*** Opening Material shown ***

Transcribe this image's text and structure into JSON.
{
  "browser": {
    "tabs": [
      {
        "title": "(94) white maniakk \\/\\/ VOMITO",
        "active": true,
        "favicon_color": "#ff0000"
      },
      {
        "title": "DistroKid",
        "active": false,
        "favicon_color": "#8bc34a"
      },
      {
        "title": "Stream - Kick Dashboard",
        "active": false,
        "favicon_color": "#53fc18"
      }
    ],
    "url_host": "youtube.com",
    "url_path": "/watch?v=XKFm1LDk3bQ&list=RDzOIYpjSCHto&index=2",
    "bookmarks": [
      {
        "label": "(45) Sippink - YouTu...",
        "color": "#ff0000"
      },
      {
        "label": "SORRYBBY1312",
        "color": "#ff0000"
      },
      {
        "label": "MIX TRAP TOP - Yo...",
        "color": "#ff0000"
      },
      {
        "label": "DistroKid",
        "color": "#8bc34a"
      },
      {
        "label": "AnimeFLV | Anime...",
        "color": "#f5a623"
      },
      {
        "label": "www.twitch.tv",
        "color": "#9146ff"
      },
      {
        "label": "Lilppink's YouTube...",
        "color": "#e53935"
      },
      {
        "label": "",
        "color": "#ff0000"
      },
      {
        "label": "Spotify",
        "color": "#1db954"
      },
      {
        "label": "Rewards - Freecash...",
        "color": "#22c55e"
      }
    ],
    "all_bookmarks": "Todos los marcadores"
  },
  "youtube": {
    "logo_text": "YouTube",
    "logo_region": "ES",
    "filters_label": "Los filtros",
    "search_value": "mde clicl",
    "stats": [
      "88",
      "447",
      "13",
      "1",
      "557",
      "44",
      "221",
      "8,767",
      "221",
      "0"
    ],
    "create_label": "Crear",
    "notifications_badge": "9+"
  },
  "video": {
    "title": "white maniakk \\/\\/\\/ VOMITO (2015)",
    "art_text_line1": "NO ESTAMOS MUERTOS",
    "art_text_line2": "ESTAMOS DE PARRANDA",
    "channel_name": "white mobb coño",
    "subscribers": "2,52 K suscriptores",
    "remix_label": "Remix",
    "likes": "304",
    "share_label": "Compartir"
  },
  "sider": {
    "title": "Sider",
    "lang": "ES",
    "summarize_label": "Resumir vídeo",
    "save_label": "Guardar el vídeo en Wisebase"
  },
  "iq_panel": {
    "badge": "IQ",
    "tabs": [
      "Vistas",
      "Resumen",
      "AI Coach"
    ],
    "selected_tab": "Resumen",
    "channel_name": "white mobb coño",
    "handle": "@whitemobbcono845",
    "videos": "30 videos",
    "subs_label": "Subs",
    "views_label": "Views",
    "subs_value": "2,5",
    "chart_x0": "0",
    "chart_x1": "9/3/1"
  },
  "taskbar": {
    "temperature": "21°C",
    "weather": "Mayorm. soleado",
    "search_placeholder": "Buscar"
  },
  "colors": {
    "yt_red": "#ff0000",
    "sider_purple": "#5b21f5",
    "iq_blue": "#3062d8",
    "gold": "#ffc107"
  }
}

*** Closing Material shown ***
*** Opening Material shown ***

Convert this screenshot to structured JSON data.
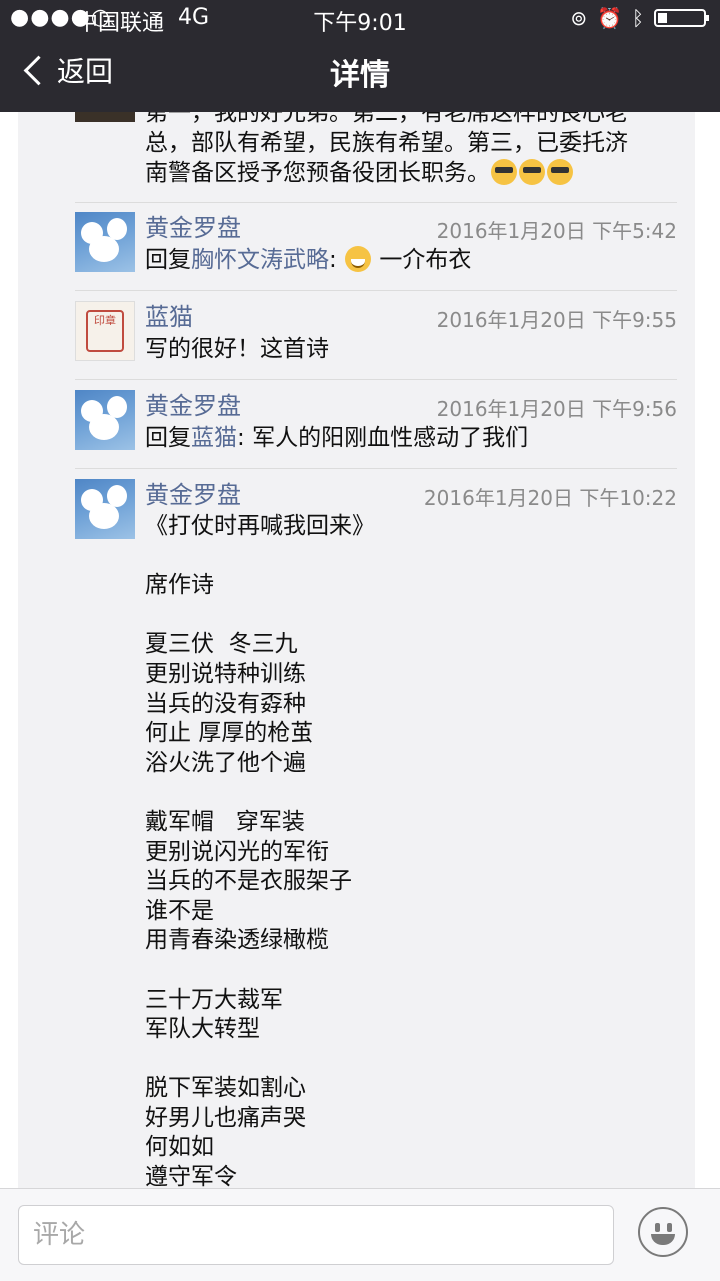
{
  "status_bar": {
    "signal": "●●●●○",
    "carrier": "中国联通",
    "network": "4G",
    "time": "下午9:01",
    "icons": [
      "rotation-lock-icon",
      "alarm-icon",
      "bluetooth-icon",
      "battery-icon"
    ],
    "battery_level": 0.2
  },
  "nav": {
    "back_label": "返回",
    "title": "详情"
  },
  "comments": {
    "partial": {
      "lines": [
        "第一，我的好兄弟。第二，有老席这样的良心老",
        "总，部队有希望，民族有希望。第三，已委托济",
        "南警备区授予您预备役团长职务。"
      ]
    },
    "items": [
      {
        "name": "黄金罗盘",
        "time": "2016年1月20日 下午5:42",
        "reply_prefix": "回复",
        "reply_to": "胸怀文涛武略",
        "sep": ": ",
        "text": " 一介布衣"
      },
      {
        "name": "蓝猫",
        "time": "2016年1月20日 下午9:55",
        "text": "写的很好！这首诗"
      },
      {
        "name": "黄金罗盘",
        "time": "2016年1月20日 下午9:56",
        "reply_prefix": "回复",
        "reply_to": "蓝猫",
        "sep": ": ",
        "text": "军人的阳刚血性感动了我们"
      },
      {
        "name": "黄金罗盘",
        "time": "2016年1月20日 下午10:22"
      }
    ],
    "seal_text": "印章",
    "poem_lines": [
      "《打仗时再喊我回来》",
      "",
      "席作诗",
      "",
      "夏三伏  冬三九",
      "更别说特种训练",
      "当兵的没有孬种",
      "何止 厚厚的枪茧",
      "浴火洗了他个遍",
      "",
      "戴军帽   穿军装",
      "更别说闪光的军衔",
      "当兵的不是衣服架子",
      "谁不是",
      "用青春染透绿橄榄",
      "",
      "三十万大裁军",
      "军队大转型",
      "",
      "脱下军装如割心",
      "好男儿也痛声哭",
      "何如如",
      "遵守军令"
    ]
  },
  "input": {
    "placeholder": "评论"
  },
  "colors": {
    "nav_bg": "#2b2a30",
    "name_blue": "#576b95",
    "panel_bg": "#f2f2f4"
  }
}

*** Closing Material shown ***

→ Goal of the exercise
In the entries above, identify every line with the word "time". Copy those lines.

→ Finished task
    "time": "下午9:01",
        "time": "2016年1月20日 下午5:42",
        "time": "2016年1月20日 下午9:55",
        "time": "2016年1月20日 下午9:56",
        "time": "2016年1月20日 下午10:22"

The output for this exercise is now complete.